Restate the entries below exactly, and keep all images out of the answer.
== Segment start ==
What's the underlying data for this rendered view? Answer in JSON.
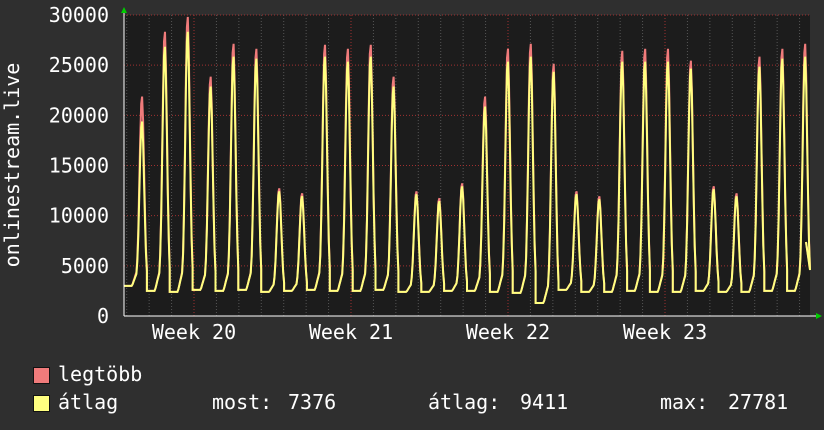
{
  "chart_data": {
    "type": "line",
    "ylabel": "onlinestream.live",
    "yticks": [
      0,
      5000,
      10000,
      15000,
      20000,
      25000,
      30000
    ],
    "ylim": [
      0,
      30000
    ],
    "xticks": [
      "Week 20",
      "Week 21",
      "Week 22",
      "Week 23"
    ],
    "grid": true,
    "series": [
      {
        "name": "legtöbb",
        "color": "#f07b7b"
      },
      {
        "name": "átlag",
        "color": "#ffff80"
      }
    ],
    "daily_peaks_max": [
      22000,
      28500,
      30000,
      24000,
      27300,
      26800,
      12800,
      12300,
      27200,
      26800,
      27200,
      24000,
      12500,
      11800,
      13300,
      22000,
      26800,
      27300,
      25300,
      12500,
      12000,
      26600,
      26800,
      26800,
      25600,
      13000,
      12300,
      26000,
      26800,
      27300
    ],
    "daily_peaks_avg": [
      19500,
      27000,
      28500,
      23000,
      26000,
      25800,
      12500,
      12000,
      26000,
      25500,
      26000,
      23000,
      12200,
      11500,
      13000,
      21000,
      25500,
      26000,
      24500,
      12200,
      11700,
      25500,
      25500,
      25500,
      24800,
      12700,
      12000,
      25000,
      25800,
      26000
    ],
    "daily_troughs": [
      3000,
      2500,
      2400,
      2600,
      2500,
      2600,
      2400,
      2500,
      2600,
      2500,
      2500,
      2600,
      2400,
      2400,
      2500,
      2500,
      2400,
      2300,
      1300,
      2600,
      2400,
      2400,
      2500,
      2400,
      2400,
      2500,
      2400,
      2400,
      2500,
      2500
    ],
    "last_value": 7376,
    "stats": {
      "most_label": "most:",
      "most_value": "7376",
      "atlag_label": "átlag:",
      "atlag_value": "9411",
      "max_label": "max:",
      "max_value": "27781"
    },
    "legend": [
      "legtöbb",
      "átlag"
    ]
  },
  "colors": {
    "background": "#2f2f2f",
    "plot_background": "#1c1c1c",
    "grid_major": "#a03030",
    "grid_minor": "#555555",
    "axis_arrow": "#00cc00"
  }
}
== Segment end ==
### Solved problem:
What's the underlying data for this rendered view? Answer in JSON.
{
  "chart_data": {
    "type": "line",
    "ylabel": "onlinestream.live",
    "yticks": [
      0,
      5000,
      10000,
      15000,
      20000,
      25000,
      30000
    ],
    "ylim": [
      0,
      30000
    ],
    "xticks": [
      "Week 20",
      "Week 21",
      "Week 22",
      "Week 23"
    ],
    "grid": true,
    "series": [
      {
        "name": "legtöbb",
        "color": "#f07b7b"
      },
      {
        "name": "átlag",
        "color": "#ffff80"
      }
    ],
    "daily_peaks_max": [
      22000,
      28500,
      30000,
      24000,
      27300,
      26800,
      12800,
      12300,
      27200,
      26800,
      27200,
      24000,
      12500,
      11800,
      13300,
      22000,
      26800,
      27300,
      25300,
      12500,
      12000,
      26600,
      26800,
      26800,
      25600,
      13000,
      12300,
      26000,
      26800,
      27300
    ],
    "daily_peaks_avg": [
      19500,
      27000,
      28500,
      23000,
      26000,
      25800,
      12500,
      12000,
      26000,
      25500,
      26000,
      23000,
      12200,
      11500,
      13000,
      21000,
      25500,
      26000,
      24500,
      12200,
      11700,
      25500,
      25500,
      25500,
      24800,
      12700,
      12000,
      25000,
      25800,
      26000
    ],
    "daily_troughs": [
      3000,
      2500,
      2400,
      2600,
      2500,
      2600,
      2400,
      2500,
      2600,
      2500,
      2500,
      2600,
      2400,
      2400,
      2500,
      2500,
      2400,
      2300,
      1300,
      2600,
      2400,
      2400,
      2500,
      2400,
      2400,
      2500,
      2400,
      2400,
      2500,
      2500
    ],
    "last_value": 7376,
    "stats": {
      "most_label": "most:",
      "most_value": "7376",
      "atlag_label": "átlag:",
      "atlag_value": "9411",
      "max_label": "max:",
      "max_value": "27781"
    },
    "legend": [
      "legtöbb",
      "átlag"
    ]
  },
  "colors": {
    "background": "#2f2f2f",
    "plot_background": "#1c1c1c",
    "grid_major": "#a03030",
    "grid_minor": "#555555",
    "axis_arrow": "#00cc00"
  }
}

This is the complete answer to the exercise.